## Aim of the task:
Copy out each line of the material that includes the word "VATClauseDescripti".

## Data extracts:
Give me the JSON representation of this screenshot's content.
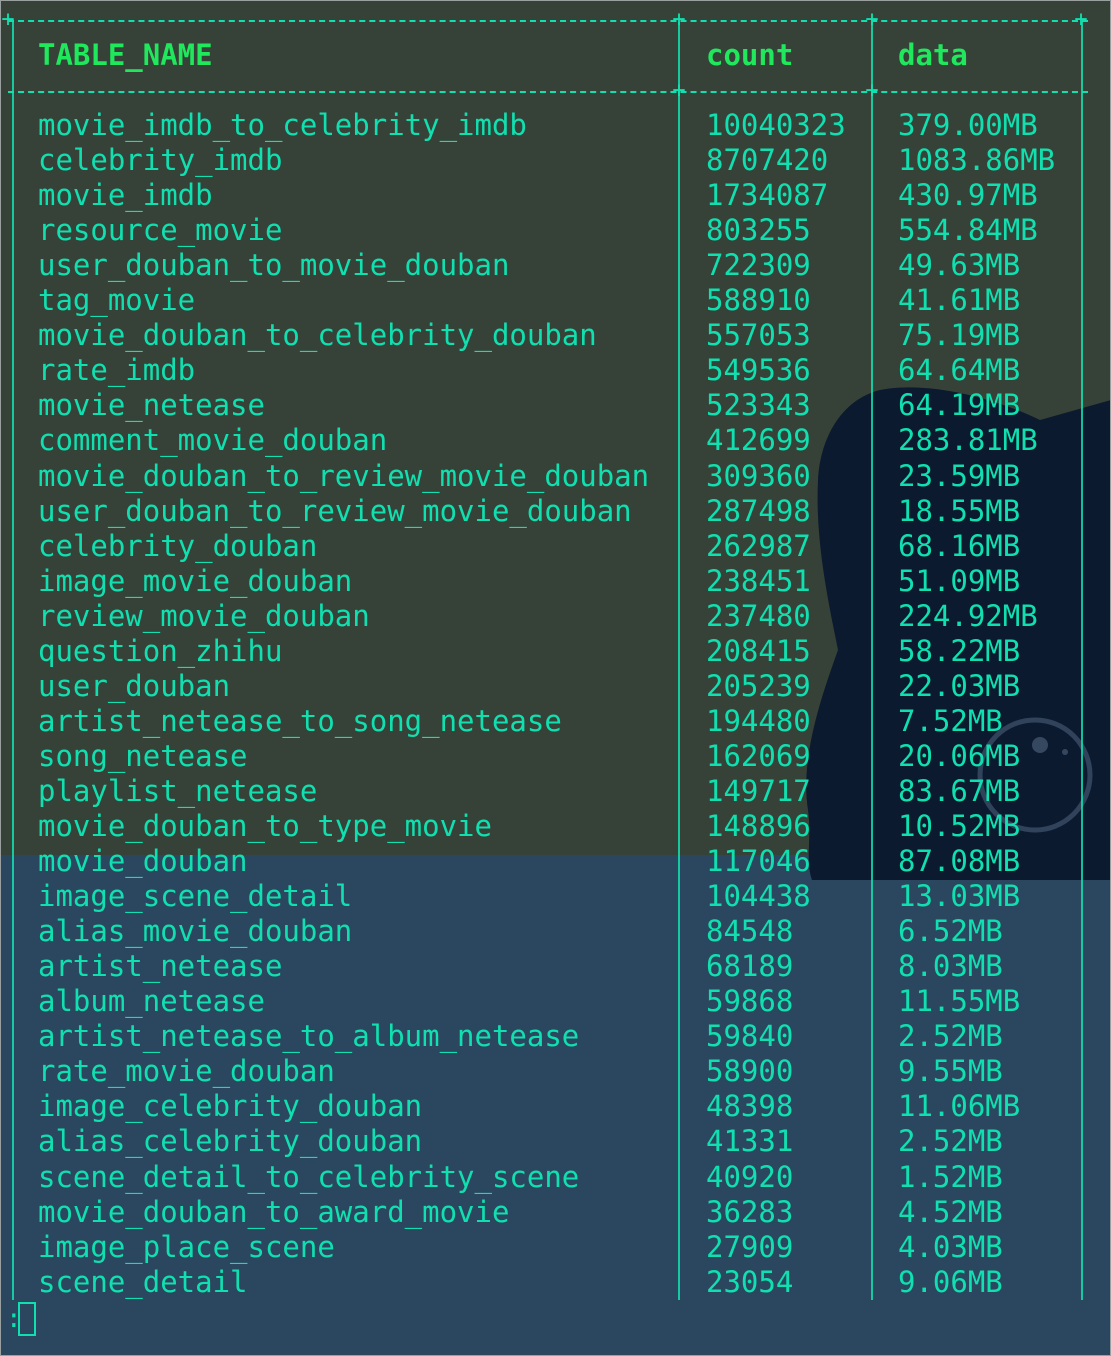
{
  "table": {
    "headers": {
      "name": "TABLE_NAME",
      "count": "count",
      "data": "data"
    },
    "rows": [
      {
        "name": "movie_imdb_to_celebrity_imdb",
        "count": "10040323",
        "data": "379.00MB"
      },
      {
        "name": "celebrity_imdb",
        "count": "8707420",
        "data": "1083.86MB"
      },
      {
        "name": "movie_imdb",
        "count": "1734087",
        "data": "430.97MB"
      },
      {
        "name": "resource_movie",
        "count": "803255",
        "data": "554.84MB"
      },
      {
        "name": "user_douban_to_movie_douban",
        "count": "722309",
        "data": "49.63MB"
      },
      {
        "name": "tag_movie",
        "count": "588910",
        "data": "41.61MB"
      },
      {
        "name": "movie_douban_to_celebrity_douban",
        "count": "557053",
        "data": "75.19MB"
      },
      {
        "name": "rate_imdb",
        "count": "549536",
        "data": "64.64MB"
      },
      {
        "name": "movie_netease",
        "count": "523343",
        "data": "64.19MB"
      },
      {
        "name": "comment_movie_douban",
        "count": "412699",
        "data": "283.81MB"
      },
      {
        "name": "movie_douban_to_review_movie_douban",
        "count": "309360",
        "data": "23.59MB"
      },
      {
        "name": "user_douban_to_review_movie_douban",
        "count": "287498",
        "data": "18.55MB"
      },
      {
        "name": "celebrity_douban",
        "count": "262987",
        "data": "68.16MB"
      },
      {
        "name": "image_movie_douban",
        "count": "238451",
        "data": "51.09MB"
      },
      {
        "name": "review_movie_douban",
        "count": "237480",
        "data": "224.92MB"
      },
      {
        "name": "question_zhihu",
        "count": "208415",
        "data": "58.22MB"
      },
      {
        "name": "user_douban",
        "count": "205239",
        "data": "22.03MB"
      },
      {
        "name": "artist_netease_to_song_netease",
        "count": "194480",
        "data": "7.52MB"
      },
      {
        "name": "song_netease",
        "count": "162069",
        "data": "20.06MB"
      },
      {
        "name": "playlist_netease",
        "count": "149717",
        "data": "83.67MB"
      },
      {
        "name": "movie_douban_to_type_movie",
        "count": "148896",
        "data": "10.52MB"
      },
      {
        "name": "movie_douban",
        "count": "117046",
        "data": "87.08MB"
      },
      {
        "name": "image_scene_detail",
        "count": "104438",
        "data": "13.03MB"
      },
      {
        "name": "alias_movie_douban",
        "count": "84548",
        "data": "6.52MB"
      },
      {
        "name": "artist_netease",
        "count": "68189",
        "data": "8.03MB"
      },
      {
        "name": "album_netease",
        "count": "59868",
        "data": "11.55MB"
      },
      {
        "name": "artist_netease_to_album_netease",
        "count": "59840",
        "data": "2.52MB"
      },
      {
        "name": "rate_movie_douban",
        "count": "58900",
        "data": "9.55MB"
      },
      {
        "name": "image_celebrity_douban",
        "count": "48398",
        "data": "11.06MB"
      },
      {
        "name": "alias_celebrity_douban",
        "count": "41331",
        "data": "2.52MB"
      },
      {
        "name": "scene_detail_to_celebrity_scene",
        "count": "40920",
        "data": "1.52MB"
      },
      {
        "name": "movie_douban_to_award_movie",
        "count": "36283",
        "data": "4.52MB"
      },
      {
        "name": "image_place_scene",
        "count": "27909",
        "data": "4.03MB"
      },
      {
        "name": "scene_detail",
        "count": "23054",
        "data": "9.06MB"
      }
    ]
  },
  "prompt": {
    "symbol": ":"
  },
  "colors": {
    "text": "#10e0b0",
    "header": "#1fe85c",
    "bg_top": "#364238",
    "bg_bottom": "#2b475f",
    "silhouette": "#0c1a30"
  }
}
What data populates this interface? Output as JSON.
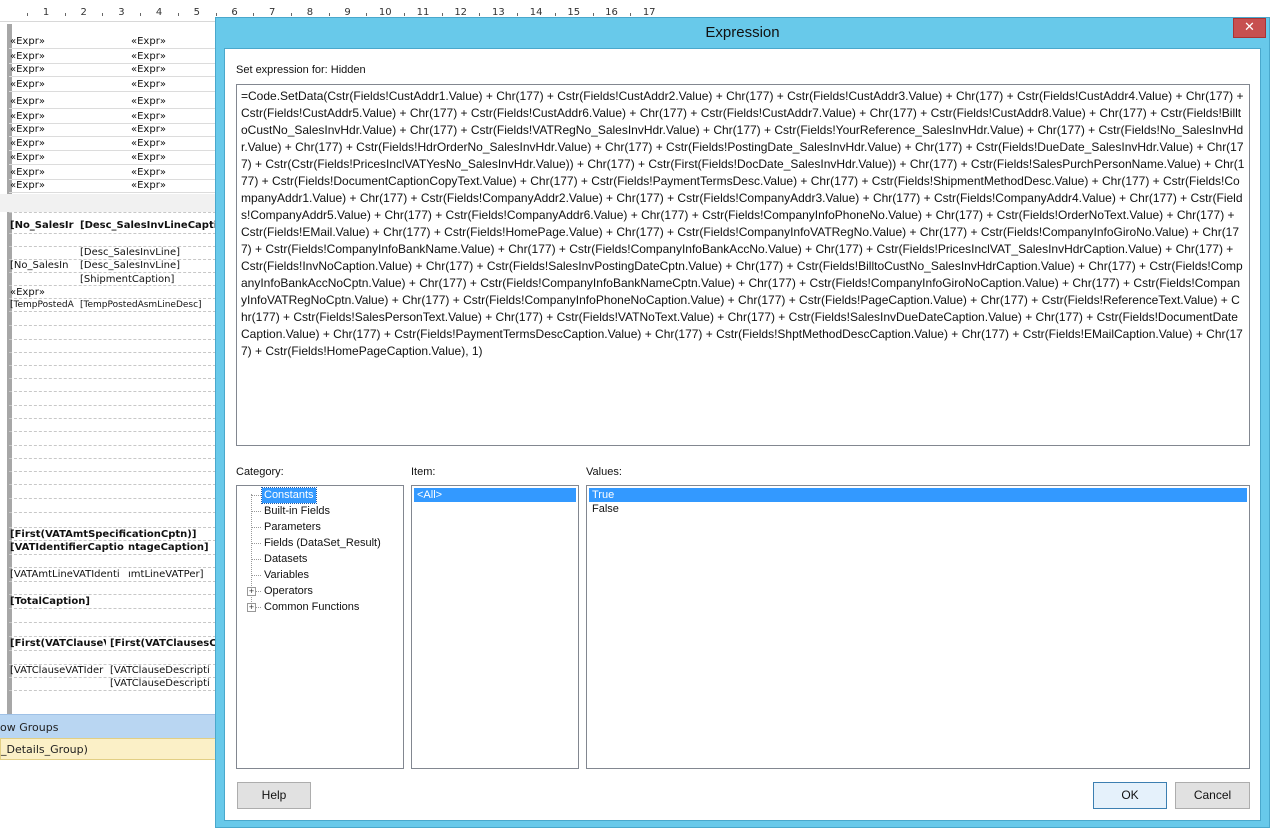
{
  "ruler": {
    "numbers": [
      "1",
      "2",
      "3",
      "4",
      "5",
      "6",
      "7",
      "8",
      "9",
      "10",
      "11",
      "12",
      "13",
      "14",
      "15",
      "16",
      "17"
    ]
  },
  "designer": {
    "expr_rows": [
      [
        "«Expr»",
        "«Expr»"
      ],
      [
        "«Expr»",
        "«Expr»"
      ],
      [
        "«Expr»",
        "«Expr»"
      ],
      [
        "«Expr»",
        "«Expr»"
      ],
      [
        "«Expr»",
        "«Expr»"
      ],
      [
        "«Expr»",
        "«Expr»"
      ],
      [
        "«Expr»",
        "«Expr»"
      ],
      [
        "«Expr»",
        "«Expr»"
      ],
      [
        "«Expr»",
        "«Expr»"
      ],
      [
        "«Expr»",
        "«Expr»"
      ],
      [
        "«Expr»",
        "«Expr»"
      ]
    ],
    "line_header_left": "[No_SalesIr",
    "line_header_right": "[Desc_SalesInvLineCaption",
    "line_desc_1": "[Desc_SalesInvLine]",
    "line_no": "[No_SalesIn",
    "line_desc_2": "[Desc_SalesInvLine]",
    "shipment_caption": "[ShipmentCaption]",
    "expr_single": "«Expr»",
    "temp_posted_a": "[TempPostedA",
    "temp_posted_desc": "[TempPostedAsmLineDesc]",
    "vat_amt_spec": "[First(VATAmtSpecificationCptn)]",
    "vat_identifier_caption": "[VATIdentifierCaption",
    "vat_percentage_caption": "ntageCaption]",
    "vat_amt_line_identifier": "[VATAmtLineVATIdenti",
    "vat_amt_line_per": "ımtLineVATPer]",
    "total_caption": "[TotalCaption]",
    "vat_clause_first": "[First(VATClauseV.",
    "vat_clauses_caption": "[First(VATClausesCa",
    "vat_clause_identifier": "[VATClauseVATIder",
    "vat_clause_desc_1": "[VATClauseDescripti",
    "vat_clause_desc_2": "[VATClauseDescripti",
    "row_groups_label": "ow Groups",
    "details_group_label": "_Details_Group)"
  },
  "dialog": {
    "title": "Expression",
    "close_label": "✕",
    "set_expression_label": "Set expression for: Hidden",
    "expression": "=Code.SetData(Cstr(Fields!CustAddr1.Value) + Chr(177) + Cstr(Fields!CustAddr2.Value) + Chr(177) + Cstr(Fields!CustAddr3.Value) + Chr(177) + Cstr(Fields!CustAddr4.Value) + Chr(177) + Cstr(Fields!CustAddr5.Value) + Chr(177) + Cstr(Fields!CustAddr6.Value) + Chr(177) + Cstr(Fields!CustAddr7.Value) + Chr(177) + Cstr(Fields!CustAddr8.Value) + Chr(177) + Cstr(Fields!BilltoCustNo_SalesInvHdr.Value) + Chr(177) + Cstr(Fields!VATRegNo_SalesInvHdr.Value) + Chr(177) + Cstr(Fields!YourReference_SalesInvHdr.Value) + Chr(177) + Cstr(Fields!No_SalesInvHdr.Value) + Chr(177) + Cstr(Fields!HdrOrderNo_SalesInvHdr.Value) + Chr(177) + Cstr(Fields!PostingDate_SalesInvHdr.Value) + Chr(177) + Cstr(Fields!DueDate_SalesInvHdr.Value) + Chr(177) + Cstr(Cstr(Fields!PricesInclVATYesNo_SalesInvHdr.Value)) + Chr(177) + Cstr(First(Fields!DocDate_SalesInvHdr.Value)) + Chr(177) + Cstr(Fields!SalesPurchPersonName.Value) + Chr(177) + Cstr(Fields!DocumentCaptionCopyText.Value) + Chr(177) + Cstr(Fields!PaymentTermsDesc.Value) + Chr(177) + Cstr(Fields!ShipmentMethodDesc.Value) + Chr(177) + Cstr(Fields!CompanyAddr1.Value) + Chr(177) + Cstr(Fields!CompanyAddr2.Value) + Chr(177) + Cstr(Fields!CompanyAddr3.Value) + Chr(177) + Cstr(Fields!CompanyAddr4.Value) + Chr(177) + Cstr(Fields!CompanyAddr5.Value) + Chr(177) + Cstr(Fields!CompanyAddr6.Value) + Chr(177) + Cstr(Fields!CompanyInfoPhoneNo.Value) + Chr(177) + Cstr(Fields!OrderNoText.Value) + Chr(177) + Cstr(Fields!EMail.Value) + Chr(177) + Cstr(Fields!HomePage.Value) + Chr(177) + Cstr(Fields!CompanyInfoVATRegNo.Value) + Chr(177) + Cstr(Fields!CompanyInfoGiroNo.Value) + Chr(177) + Cstr(Fields!CompanyInfoBankName.Value) + Chr(177) + Cstr(Fields!CompanyInfoBankAccNo.Value) + Chr(177) + Cstr(Fields!PricesInclVAT_SalesInvHdrCaption.Value) + Chr(177) + Cstr(Fields!InvNoCaption.Value) + Chr(177) + Cstr(Fields!SalesInvPostingDateCptn.Value) + Chr(177) + Cstr(Fields!BilltoCustNo_SalesInvHdrCaption.Value) + Chr(177) + Cstr(Fields!CompanyInfoBankAccNoCptn.Value) + Chr(177) + Cstr(Fields!CompanyInfoBankNameCptn.Value) + Chr(177) + Cstr(Fields!CompanyInfoGiroNoCaption.Value) + Chr(177) + Cstr(Fields!CompanyInfoVATRegNoCptn.Value) + Chr(177) + Cstr(Fields!CompanyInfoPhoneNoCaption.Value) + Chr(177) + Cstr(Fields!PageCaption.Value) + Chr(177) + Cstr(Fields!ReferenceText.Value) + Chr(177) + Cstr(Fields!SalesPersonText.Value) + Chr(177) + Cstr(Fields!VATNoText.Value) + Chr(177) + Cstr(Fields!SalesInvDueDateCaption.Value) + Chr(177) + Cstr(Fields!DocumentDateCaption.Value) + Chr(177) + Cstr(Fields!PaymentTermsDescCaption.Value) + Chr(177) + Cstr(Fields!ShptMethodDescCaption.Value) + Chr(177) + Cstr(Fields!EMailCaption.Value) + Chr(177) + Cstr(Fields!HomePageCaption.Value), 1)",
    "category_label": "Category:",
    "item_label": "Item:",
    "values_label": "Values:",
    "categories": [
      "Constants",
      "Built-in Fields",
      "Parameters",
      "Fields (DataSet_Result)",
      "Datasets",
      "Variables",
      "Operators",
      "Common Functions"
    ],
    "items": [
      "<All>"
    ],
    "values": [
      "True",
      "False"
    ],
    "help_label": "Help",
    "ok_label": "OK",
    "cancel_label": "Cancel"
  },
  "colors": {
    "title_bar": "#68c9ea",
    "close_button": "#c75050",
    "selection": "#3399ff",
    "row_groups_bar": "#b9d6f2",
    "details_group_bar": "#fbf0c7"
  }
}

## Answer to the exercise:
    "vat_clause_desc_1": "[VATClauseDescripti",
    "vat_clause_desc_2": "[VATClauseDescripti",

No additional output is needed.